Records from a dataset

Content starts

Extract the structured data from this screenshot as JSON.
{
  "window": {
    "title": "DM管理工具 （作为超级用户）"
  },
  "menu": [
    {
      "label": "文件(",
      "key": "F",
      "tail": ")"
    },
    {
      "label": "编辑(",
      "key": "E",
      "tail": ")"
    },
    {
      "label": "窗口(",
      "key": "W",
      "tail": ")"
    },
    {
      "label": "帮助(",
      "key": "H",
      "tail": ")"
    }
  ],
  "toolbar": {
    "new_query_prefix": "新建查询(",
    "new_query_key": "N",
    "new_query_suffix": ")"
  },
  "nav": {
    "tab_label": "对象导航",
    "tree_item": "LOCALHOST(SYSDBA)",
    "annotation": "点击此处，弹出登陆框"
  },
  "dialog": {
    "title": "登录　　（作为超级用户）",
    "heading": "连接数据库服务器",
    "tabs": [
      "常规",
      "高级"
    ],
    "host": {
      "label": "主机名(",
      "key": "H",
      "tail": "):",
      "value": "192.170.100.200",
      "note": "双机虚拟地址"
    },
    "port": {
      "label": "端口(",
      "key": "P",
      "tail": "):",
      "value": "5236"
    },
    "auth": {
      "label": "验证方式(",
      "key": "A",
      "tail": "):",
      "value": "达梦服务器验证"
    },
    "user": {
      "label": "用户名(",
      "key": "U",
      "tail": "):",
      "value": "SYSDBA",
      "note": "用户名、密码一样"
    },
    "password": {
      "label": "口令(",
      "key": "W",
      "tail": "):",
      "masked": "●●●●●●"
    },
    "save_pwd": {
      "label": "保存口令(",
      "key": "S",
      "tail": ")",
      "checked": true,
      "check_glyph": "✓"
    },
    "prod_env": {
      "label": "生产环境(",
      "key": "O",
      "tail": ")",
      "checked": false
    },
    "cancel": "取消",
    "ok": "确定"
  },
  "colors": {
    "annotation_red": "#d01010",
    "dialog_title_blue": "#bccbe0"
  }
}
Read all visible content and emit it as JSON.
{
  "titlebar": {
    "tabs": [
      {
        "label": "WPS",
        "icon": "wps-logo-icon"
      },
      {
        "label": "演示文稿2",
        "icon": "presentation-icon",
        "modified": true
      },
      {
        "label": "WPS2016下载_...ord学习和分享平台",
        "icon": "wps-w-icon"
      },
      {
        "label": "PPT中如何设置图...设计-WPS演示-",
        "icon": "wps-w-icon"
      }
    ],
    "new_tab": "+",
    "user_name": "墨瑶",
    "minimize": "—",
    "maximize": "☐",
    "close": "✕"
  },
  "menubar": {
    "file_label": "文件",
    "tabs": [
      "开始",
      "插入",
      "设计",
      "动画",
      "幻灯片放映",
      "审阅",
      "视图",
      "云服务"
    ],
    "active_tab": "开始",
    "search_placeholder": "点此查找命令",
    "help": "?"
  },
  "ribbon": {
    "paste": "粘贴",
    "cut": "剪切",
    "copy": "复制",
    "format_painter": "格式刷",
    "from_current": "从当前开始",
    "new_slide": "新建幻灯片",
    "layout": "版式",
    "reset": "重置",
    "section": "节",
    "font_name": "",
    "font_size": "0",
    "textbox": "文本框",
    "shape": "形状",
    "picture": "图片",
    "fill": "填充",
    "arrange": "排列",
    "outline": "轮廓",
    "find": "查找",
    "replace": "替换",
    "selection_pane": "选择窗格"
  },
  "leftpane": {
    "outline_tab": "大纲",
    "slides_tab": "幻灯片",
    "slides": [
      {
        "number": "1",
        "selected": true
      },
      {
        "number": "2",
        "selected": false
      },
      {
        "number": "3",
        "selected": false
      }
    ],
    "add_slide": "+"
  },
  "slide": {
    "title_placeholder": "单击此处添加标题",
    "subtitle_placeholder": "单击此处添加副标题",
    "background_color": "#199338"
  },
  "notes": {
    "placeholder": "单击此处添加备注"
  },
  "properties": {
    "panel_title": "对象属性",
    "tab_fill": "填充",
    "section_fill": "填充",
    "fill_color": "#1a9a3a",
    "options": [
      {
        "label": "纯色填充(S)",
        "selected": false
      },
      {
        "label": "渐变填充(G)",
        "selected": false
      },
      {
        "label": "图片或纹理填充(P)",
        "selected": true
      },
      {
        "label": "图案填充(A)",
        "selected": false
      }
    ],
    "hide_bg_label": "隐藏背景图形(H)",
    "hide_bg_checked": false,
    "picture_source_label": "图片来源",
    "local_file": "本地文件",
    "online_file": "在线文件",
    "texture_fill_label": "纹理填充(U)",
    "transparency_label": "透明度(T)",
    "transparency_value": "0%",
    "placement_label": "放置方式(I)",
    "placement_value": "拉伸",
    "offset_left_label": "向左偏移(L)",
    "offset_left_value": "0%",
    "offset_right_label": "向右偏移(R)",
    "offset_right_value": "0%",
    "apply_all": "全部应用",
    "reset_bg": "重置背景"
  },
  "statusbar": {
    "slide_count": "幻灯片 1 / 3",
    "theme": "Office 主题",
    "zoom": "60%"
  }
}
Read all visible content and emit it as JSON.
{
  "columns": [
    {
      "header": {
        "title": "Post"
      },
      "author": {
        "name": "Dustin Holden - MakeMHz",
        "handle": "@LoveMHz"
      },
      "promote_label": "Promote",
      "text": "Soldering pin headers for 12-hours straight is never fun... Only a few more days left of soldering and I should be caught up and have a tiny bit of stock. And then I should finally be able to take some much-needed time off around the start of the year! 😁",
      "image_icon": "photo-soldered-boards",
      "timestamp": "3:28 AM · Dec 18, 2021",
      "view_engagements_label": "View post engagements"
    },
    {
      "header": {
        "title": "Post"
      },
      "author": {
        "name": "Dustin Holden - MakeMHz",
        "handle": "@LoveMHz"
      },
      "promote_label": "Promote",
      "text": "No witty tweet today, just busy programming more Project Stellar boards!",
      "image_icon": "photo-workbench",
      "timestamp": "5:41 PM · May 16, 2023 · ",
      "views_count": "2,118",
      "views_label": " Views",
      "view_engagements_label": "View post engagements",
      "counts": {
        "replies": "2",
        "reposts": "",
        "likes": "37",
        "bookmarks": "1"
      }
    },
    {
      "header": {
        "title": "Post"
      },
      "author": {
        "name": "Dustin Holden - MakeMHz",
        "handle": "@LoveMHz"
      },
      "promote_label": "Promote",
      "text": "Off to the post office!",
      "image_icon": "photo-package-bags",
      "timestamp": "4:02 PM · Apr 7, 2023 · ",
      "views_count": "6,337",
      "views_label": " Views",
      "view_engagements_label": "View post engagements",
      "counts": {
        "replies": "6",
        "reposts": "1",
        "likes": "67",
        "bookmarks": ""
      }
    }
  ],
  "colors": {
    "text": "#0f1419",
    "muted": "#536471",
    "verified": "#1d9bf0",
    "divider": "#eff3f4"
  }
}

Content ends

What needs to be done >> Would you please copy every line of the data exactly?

Your solution >>
Extract the structured data from this screenshot as JSON.
{
  "window": {
    "title": "DM管理工具 （作为超级用户）"
  },
  "menu": [
    {
      "label": "文件(",
      "key": "F",
      "tail": ")"
    },
    {
      "label": "编辑(",
      "key": "E",
      "tail": ")"
    },
    {
      "label": "窗口(",
      "key": "W",
      "tail": ")"
    },
    {
      "label": "帮助(",
      "key": "H",
      "tail": ")"
    }
  ],
  "toolbar": {
    "new_query_prefix": "新建查询(",
    "new_query_key": "N",
    "new_query_suffix": ")"
  },
  "nav": {
    "tab_label": "对象导航",
    "tree_item": "LOCALHOST(SYSDBA)",
    "annotation": "点击此处，弹出登陆框"
  },
  "dialog": {
    "title": "登录　　（作为超级用户）",
    "heading": "连接数据库服务器",
    "tabs": [
      "常规",
      "高级"
    ],
    "host": {
      "label": "主机名(",
      "key": "H",
      "tail": "):",
      "value": "192.170.100.200",
      "note": "双机虚拟地址"
    },
    "port": {
      "label": "端口(",
      "key": "P",
      "tail": "):",
      "value": "5236"
    },
    "auth": {
      "label": "验证方式(",
      "key": "A",
      "tail": "):",
      "value": "达梦服务器验证"
    },
    "user": {
      "label": "用户名(",
      "key": "U",
      "tail": "):",
      "value": "SYSDBA",
      "note": "用户名、密码一样"
    },
    "password": {
      "label": "口令(",
      "key": "W",
      "tail": "):",
      "masked": "●●●●●●"
    },
    "save_pwd": {
      "label": "保存口令(",
      "key": "S",
      "tail": ")",
      "checked": true,
      "check_glyph": "✓"
    },
    "prod_env": {
      "label": "生产环境(",
      "key": "O",
      "tail": ")",
      "checked": false
    },
    "cancel": "取消",
    "ok": "确定"
  },
  "colors": {
    "annotation_red": "#d01010",
    "dialog_title_blue": "#bccbe0"
  }
}
Read all visible content and emit it as JSON.
{
  "titlebar": {
    "tabs": [
      {
        "label": "WPS",
        "icon": "wps-logo-icon"
      },
      {
        "label": "演示文稿2",
        "icon": "presentation-icon",
        "modified": true
      },
      {
        "label": "WPS2016下载_...ord学习和分享平台",
        "icon": "wps-w-icon"
      },
      {
        "label": "PPT中如何设置图...设计-WPS演示-",
        "icon": "wps-w-icon"
      }
    ],
    "new_tab": "+",
    "user_name": "墨瑶",
    "minimize": "—",
    "maximize": "☐",
    "close": "✕"
  },
  "menubar": {
    "file_label": "文件",
    "tabs": [
      "开始",
      "插入",
      "设计",
      "动画",
      "幻灯片放映",
      "审阅",
      "视图",
      "云服务"
    ],
    "active_tab": "开始",
    "search_placeholder": "点此查找命令",
    "help": "?"
  },
  "ribbon": {
    "paste": "粘贴",
    "cut": "剪切",
    "copy": "复制",
    "format_painter": "格式刷",
    "from_current": "从当前开始",
    "new_slide": "新建幻灯片",
    "layout": "版式",
    "reset": "重置",
    "section": "节",
    "font_name": "",
    "font_size": "0",
    "textbox": "文本框",
    "shape": "形状",
    "picture": "图片",
    "fill": "填充",
    "arrange": "排列",
    "outline": "轮廓",
    "find": "查找",
    "replace": "替换",
    "selection_pane": "选择窗格"
  },
  "leftpane": {
    "outline_tab": "大纲",
    "slides_tab": "幻灯片",
    "slides": [
      {
        "number": "1",
        "selected": true
      },
      {
        "number": "2",
        "selected": false
      },
      {
        "number": "3",
        "selected": false
      }
    ],
    "add_slide": "+"
  },
  "slide": {
    "title_placeholder": "单击此处添加标题",
    "subtitle_placeholder": "单击此处添加副标题",
    "background_color": "#199338"
  },
  "notes": {
    "placeholder": "单击此处添加备注"
  },
  "properties": {
    "panel_title": "对象属性",
    "tab_fill": "填充",
    "section_fill": "填充",
    "fill_color": "#1a9a3a",
    "options": [
      {
        "label": "纯色填充(S)",
        "selected": false
      },
      {
        "label": "渐变填充(G)",
        "selected": false
      },
      {
        "label": "图片或纹理填充(P)",
        "selected": true
      },
      {
        "label": "图案填充(A)",
        "selected": false
      }
    ],
    "hide_bg_label": "隐藏背景图形(H)",
    "hide_bg_checked": false,
    "picture_source_label": "图片来源",
    "local_file": "本地文件",
    "online_file": "在线文件",
    "texture_fill_label": "纹理填充(U)",
    "transparency_label": "透明度(T)",
    "transparency_value": "0%",
    "placement_label": "放置方式(I)",
    "placement_value": "拉伸",
    "offset_left_label": "向左偏移(L)",
    "offset_left_value": "0%",
    "offset_right_label": "向右偏移(R)",
    "offset_right_value": "0%",
    "apply_all": "全部应用",
    "reset_bg": "重置背景"
  },
  "statusbar": {
    "slide_count": "幻灯片 1 / 3",
    "theme": "Office 主题",
    "zoom": "60%"
  }
}
Read all visible content and emit it as JSON.
{
  "columns": [
    {
      "header": {
        "title": "Post"
      },
      "author": {
        "name": "Dustin Holden - MakeMHz",
        "handle": "@LoveMHz"
      },
      "promote_label": "Promote",
      "text": "Soldering pin headers for 12-hours straight is never fun... Only a few more days left of soldering and I should be caught up and have a tiny bit of stock. And then I should finally be able to take some much-needed time off around the start of the year! 😁",
      "image_icon": "photo-soldered-boards",
      "timestamp": "3:28 AM · Dec 18, 2021",
      "view_engagements_label": "View post engagements"
    },
    {
      "header": {
        "title": "Post"
      },
      "author": {
        "name": "Dustin Holden - MakeMHz",
        "handle": "@LoveMHz"
      },
      "promote_label": "Promote",
      "text": "No witty tweet today, just busy programming more Project Stellar boards!",
      "image_icon": "photo-workbench",
      "timestamp": "5:41 PM · May 16, 2023 · ",
      "views_count": "2,118",
      "views_label": " Views",
      "view_engagements_label": "View post engagements",
      "counts": {
        "replies": "2",
        "reposts": "",
        "likes": "37",
        "bookmarks": "1"
      }
    },
    {
      "header": {
        "title": "Post"
      },
      "author": {
        "name": "Dustin Holden - MakeMHz",
        "handle": "@LoveMHz"
      },
      "promote_label": "Promote",
      "text": "Off to the post office!",
      "image_icon": "photo-package-bags",
      "timestamp": "4:02 PM · Apr 7, 2023 · ",
      "views_count": "6,337",
      "views_label": " Views",
      "view_engagements_label": "View post engagements",
      "counts": {
        "replies": "6",
        "reposts": "1",
        "likes": "67",
        "bookmarks": ""
      }
    }
  ],
  "colors": {
    "text": "#0f1419",
    "muted": "#536471",
    "verified": "#1d9bf0",
    "divider": "#eff3f4"
  }
}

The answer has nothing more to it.